▶ [Exercise instructions]
Exclude any images and output the remaining records exactly.
─── Provided data
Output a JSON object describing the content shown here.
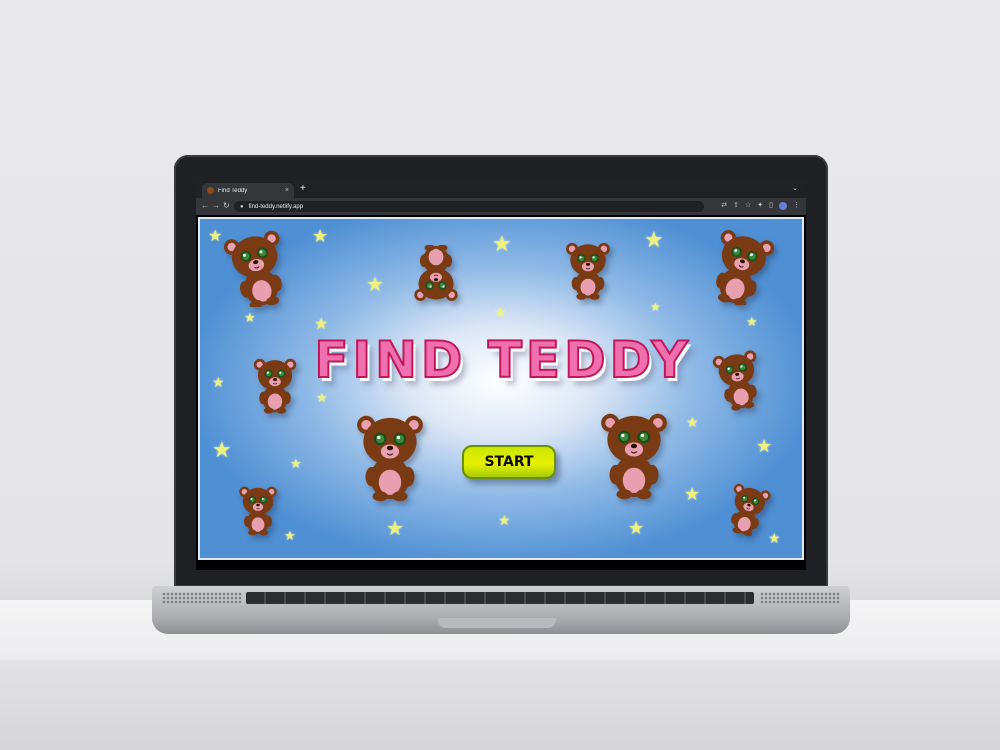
{
  "browser": {
    "tab_title": "Find Teddy",
    "tab_close": "×",
    "new_tab": "+",
    "tabs_menu": "⌄",
    "back": "←",
    "forward": "→",
    "reload": "↻",
    "lock": "🔒",
    "url": "find-teddy.netlify.app",
    "avatar_initial": "",
    "tool_icons": [
      "translate-icon",
      "share-icon",
      "star-icon",
      "extensions-icon",
      "sidebar-icon",
      "profile-icon",
      "menu-icon"
    ]
  },
  "game": {
    "title": "FIND TEDDY",
    "start_label": "START"
  },
  "colors": {
    "title_fill": "#f06fae",
    "title_stroke": "#c2185b",
    "background_edge": "#4f8fd4",
    "button_fill": "#e8f000",
    "bear_fur": "#7a3b14",
    "bear_muzzle": "#e8a0b0",
    "bear_eyes": "#3a8a3a",
    "star": "#eef27d"
  }
}
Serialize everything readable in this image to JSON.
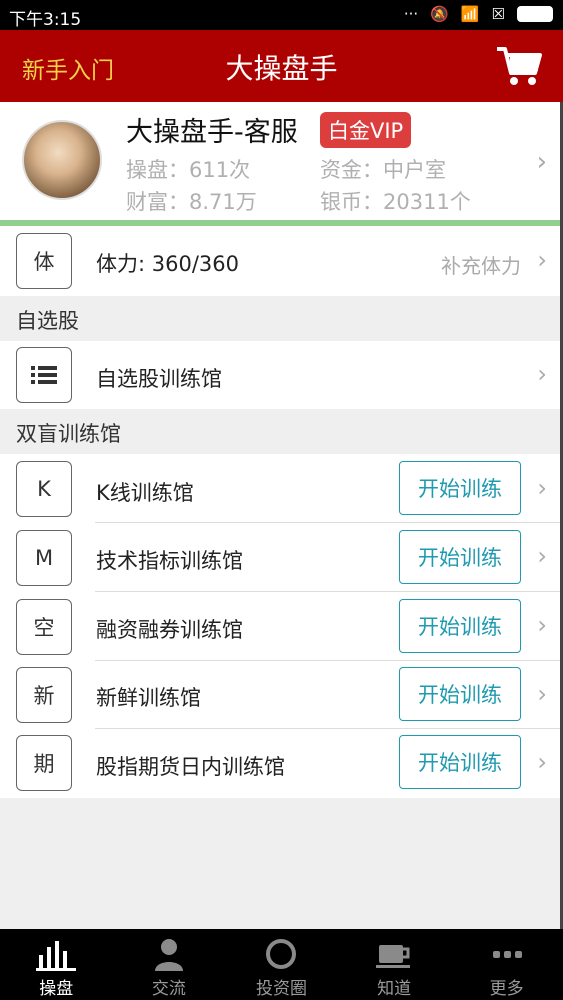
{
  "status": {
    "time": "下午3:15"
  },
  "nav": {
    "left_label": "新手入门",
    "title": "大操盘手"
  },
  "profile": {
    "name": "大操盘手-客服",
    "badge": "白金VIP",
    "trades": "操盘：611次",
    "funds": "资金：中户室",
    "wealth": "财富：8.71万",
    "silver": "银币：20311个"
  },
  "stamina": {
    "box": "体",
    "label": "体力: 360/360",
    "action": "补充体力"
  },
  "watchlist": {
    "header": "自选股",
    "item_label": "自选股训练馆"
  },
  "blind": {
    "header": "双盲训练馆",
    "button_label": "开始训练",
    "items": [
      {
        "box": "K",
        "label": "K线训练馆"
      },
      {
        "box": "M",
        "label": "技术指标训练馆"
      },
      {
        "box": "空",
        "label": "融资融券训练馆"
      },
      {
        "box": "新",
        "label": "新鲜训练馆"
      },
      {
        "box": "期",
        "label": "股指期货日内训练馆"
      }
    ]
  },
  "tabs": [
    {
      "label": "操盘",
      "icon": "bar-chart-icon",
      "active": true
    },
    {
      "label": "交流",
      "icon": "person-icon"
    },
    {
      "label": "投资圈",
      "icon": "circle-icon"
    },
    {
      "label": "知道",
      "icon": "cup-icon"
    },
    {
      "label": "更多",
      "icon": "more-dots-icon"
    }
  ]
}
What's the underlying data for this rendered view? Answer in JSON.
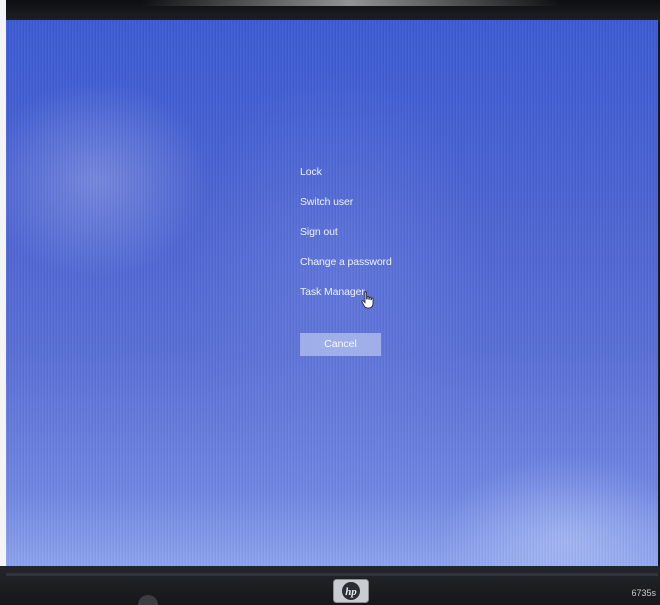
{
  "menu": {
    "items": [
      {
        "label": "Lock"
      },
      {
        "label": "Switch user"
      },
      {
        "label": "Sign out"
      },
      {
        "label": "Change a password"
      },
      {
        "label": "Task Manager"
      }
    ]
  },
  "cancel": {
    "label": "Cancel"
  },
  "device": {
    "brand_logo": "hp",
    "model": "6735s"
  },
  "icons": {
    "pointer": "hand-pointer-icon",
    "logo": "hp-logo-icon"
  },
  "colors": {
    "screen_blue": "#4a63d2",
    "menu_text": "#eef2ff",
    "cancel_bg": "#aab9eb"
  }
}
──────
▶ [Task solution]
Output a JSON object describing the content shown here.
{
  "browser": {
    "tab_title": "Find Teddy",
    "tab_close": "×",
    "new_tab": "+",
    "tabs_menu": "⌄",
    "back": "←",
    "forward": "→",
    "reload": "↻",
    "lock": "🔒",
    "url": "find-teddy.netlify.app",
    "avatar_initial": "",
    "tool_icons": [
      "translate-icon",
      "share-icon",
      "star-icon",
      "extensions-icon",
      "sidebar-icon",
      "profile-icon",
      "menu-icon"
    ]
  },
  "game": {
    "title": "FIND TEDDY",
    "start_label": "START"
  },
  "colors": {
    "title_fill": "#f06fae",
    "title_stroke": "#c2185b",
    "background_edge": "#4f8fd4",
    "button_fill": "#e8f000",
    "bear_fur": "#7a3b14",
    "bear_muzzle": "#e8a0b0",
    "bear_eyes": "#3a8a3a",
    "star": "#eef27d"
  }
}
Serialize everything readable in this image to JSON.
{
  "status": {
    "time": "下午3:15"
  },
  "nav": {
    "left_label": "新手入门",
    "title": "大操盘手"
  },
  "profile": {
    "name": "大操盘手-客服",
    "badge": "白金VIP",
    "trades": "操盘：611次",
    "funds": "资金：中户室",
    "wealth": "财富：8.71万",
    "silver": "银币：20311个"
  },
  "stamina": {
    "box": "体",
    "label": "体力: 360/360",
    "action": "补充体力"
  },
  "watchlist": {
    "header": "自选股",
    "item_label": "自选股训练馆"
  },
  "blind": {
    "header": "双盲训练馆",
    "button_label": "开始训练",
    "items": [
      {
        "box": "K",
        "label": "K线训练馆"
      },
      {
        "box": "M",
        "label": "技术指标训练馆"
      },
      {
        "box": "空",
        "label": "融资融券训练馆"
      },
      {
        "box": "新",
        "label": "新鲜训练馆"
      },
      {
        "box": "期",
        "label": "股指期货日内训练馆"
      }
    ]
  },
  "tabs": [
    {
      "label": "操盘",
      "icon": "bar-chart-icon",
      "active": true
    },
    {
      "label": "交流",
      "icon": "person-icon"
    },
    {
      "label": "投资圈",
      "icon": "circle-icon"
    },
    {
      "label": "知道",
      "icon": "cup-icon"
    },
    {
      "label": "更多",
      "icon": "more-dots-icon"
    }
  ]
}
What's the underlying data for this rendered view? Answer in JSON.
{
  "menu": {
    "items": [
      {
        "label": "Lock"
      },
      {
        "label": "Switch user"
      },
      {
        "label": "Sign out"
      },
      {
        "label": "Change a password"
      },
      {
        "label": "Task Manager"
      }
    ]
  },
  "cancel": {
    "label": "Cancel"
  },
  "device": {
    "brand_logo": "hp",
    "model": "6735s"
  },
  "icons": {
    "pointer": "hand-pointer-icon",
    "logo": "hp-logo-icon"
  },
  "colors": {
    "screen_blue": "#4a63d2",
    "menu_text": "#eef2ff",
    "cancel_bg": "#aab9eb"
  }
}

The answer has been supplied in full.